Charitable organisations rely on donations from members of the public to fulfil their role, with many charities becoming increasingly reliant on donations people leave to them in their will. Is this a missed opportunity and could charities benefit by striking up conversations with potential legacy donors at an earlier stage?
There has never been a better time for charities to raise funds from legacy giving. The transfer of assets between generations has never been greater and is expected to increase sharply over the coming years. In 2016, gifts in wills were worth £2.82bn to UK charities. The completion for those legacies is ever-increasing.
The key to driving income from legacies is a long-term approach. The average time between a legacy being included within a will and the monies being received is seven to eight years, and can be much longer. Even when someone has passed away and left money to a charity, there is usually a delay of 12 months or more before the money is paid to the charity.
Sometimes the delays are unavoidable, for example, the executors might be waiting for the property sale to go through. However, sometimes delays can be avoided, and a firm approach can assist in ensuring early payment.
There is also growing awareness among charities that it can be beneficial to start conversations with potential legacy donors at an early stage. Rather than appointing a dedicated fundraising team for legacies, they are increasingly treating potential legacy donors as a core audience for all of their fundraising and marketing activities.

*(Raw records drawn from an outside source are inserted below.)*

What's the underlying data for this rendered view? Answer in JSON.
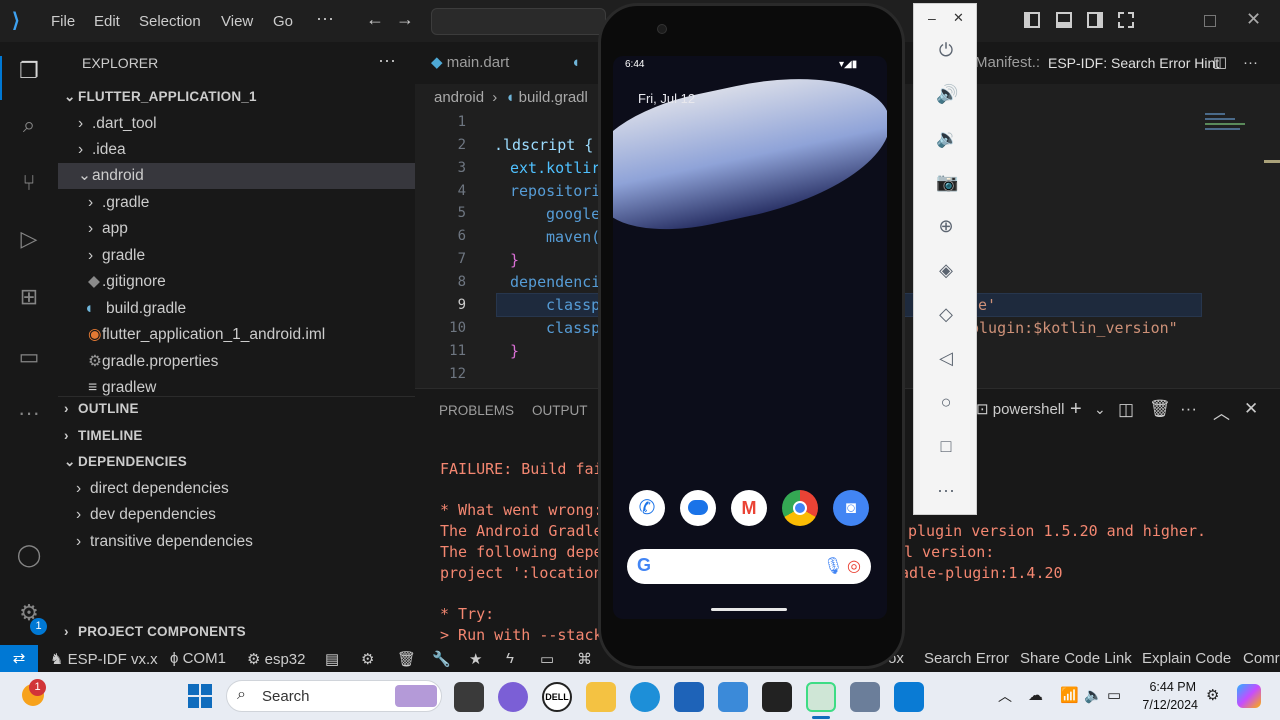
{
  "menu": [
    "File",
    "Edit",
    "Selection",
    "View",
    "Go"
  ],
  "explorer": {
    "title": "EXPLORER",
    "project": "FLUTTER_APPLICATION_1",
    "items": [
      ".dart_tool",
      ".idea",
      "android",
      ".gradle",
      "app",
      "gradle",
      ".gitignore",
      "build.gradle",
      "flutter_application_1_android.iml",
      "gradle.properties",
      "gradlew"
    ],
    "sections": [
      "OUTLINE",
      "TIMELINE",
      "DEPENDENCIES",
      "PROJECT COMPONENTS"
    ],
    "deps": [
      "direct dependencies",
      "dev dependencies",
      "transitive dependencies"
    ]
  },
  "tabs": [
    "main.dart",
    "Manifest.:",
    "ESP-IDF: Search Error Hint"
  ],
  "breadcrumb": [
    "android",
    "build.gradl"
  ],
  "code": {
    "lines": [
      "1",
      "2",
      "3",
      "4",
      "5",
      "6",
      "7",
      "8",
      "9",
      "10",
      "11",
      "12"
    ],
    "l2": ".ldscript {",
    "l3": "ext.kotlir",
    "l4": "repositori",
    "l5": "google",
    "l6": "maven(",
    "l7": "}",
    "l8": "dependenci",
    "l9": "classp",
    "l9r": "e'",
    "l10": "classp",
    "l10r": "plugin:$kotlin_version\"",
    "l11": "}"
  },
  "panel": {
    "tabs": [
      "PROBLEMS",
      "OUTPUT"
    ],
    "shell": "powershell",
    "t1": "FAILURE: Build fai",
    "t2": "* What went wrong:",
    "t3": "The Android Gradle",
    "t3r": "plugin version 1.5.20 and higher.",
    "t4": "The following depe",
    "t4r": "l version:",
    "t5": "project ':location",
    "t5r": "adle-plugin:1.4.20",
    "t6": "* Try:",
    "t7": "> Run with --stack"
  },
  "statusbar": {
    "idf": "ESP-IDF vx.x",
    "port": "COM1",
    "chip": "esp32",
    "right": [
      "ox",
      "Search Error",
      "Share Code Link",
      "Explain Code",
      "Comr"
    ],
    "badge": "1"
  },
  "phone": {
    "time": "6:44",
    "date": "Fri, Jul 12"
  },
  "taskbar": {
    "search": "Search",
    "time": "6:44 PM",
    "date": "7/12/2024",
    "notif": "1"
  },
  "colors": {
    "accent": "#007acc",
    "error": "#f48771",
    "keyword": "#569cd6",
    "brace": "#ffd700"
  }
}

By adopting donor-centric thinking, charities can ensure they are communicating with this group of donors openly and honestly; presenting them with a vision of what their legacy could achieve after their death and establishing a long-lasting relationship based on trust.
Strong marketing campaigns that demonstrate donor-centric thinking can help to ensure that an individual charity is top of mind when donors are deciding where to leave their money. A thought-provoking advertising campaign, such as the NSPCC’s recently-launched legacy TV advert about ‘guardians’, which addresses the notion of posthumous giving in a direct and aspirational way, can have a bearing on decisions made during the will-writing process.
Equally, TV programmes such as Paul O’Grady’s ‘For the love of dogs’, which focus on the work of a specific charity, can influence legacy giving. The role of solicitors in choosing a particular charity cannot also be underestimated, so charities should consider engaging with solicitors in the community, as their input may make a huge difference.
As well as ensuring a charity is visible in the marketplace, it is important to make the process of legacy giving as easy and hassle-free as possible. Information should be easy to access and answer common questions about the charity’s goals and how legacy gifts are spent. These conversations may also help to prevent disputes in the future.
The Illot case has underlined the importance of being able to prove that there is a link between the legacy donor and their nominated charity. This is another reason for charities to encourage an active dialogue with potential legacy donors during their lifetime, which addresses the subject of legacy giving openly. Documentary evidence of that link can help reduce the risk of disputes arising after the donor’s death. Seeking professional advice during the will-writing process is also recommended.
Legacy disputes can’t always be avoided and some charities may be reluctant to defend legacy claims in court for reputational reasons. However, as long as this is approached sensitively and respectfully, making it clear that the charity wants to ensure the testator’s wishes are enacted, such action can be taken, with proper legal advice.
The golden age of legacy giving is a real opportunity for all charities – large and small. By starting conversations with potential donors early and encouraging a free exchange of donor-centric information, there is much to gain in the years to come.
Andrew Wilkinson is partner and charities specialist at law firm, Shakespeare Martineau.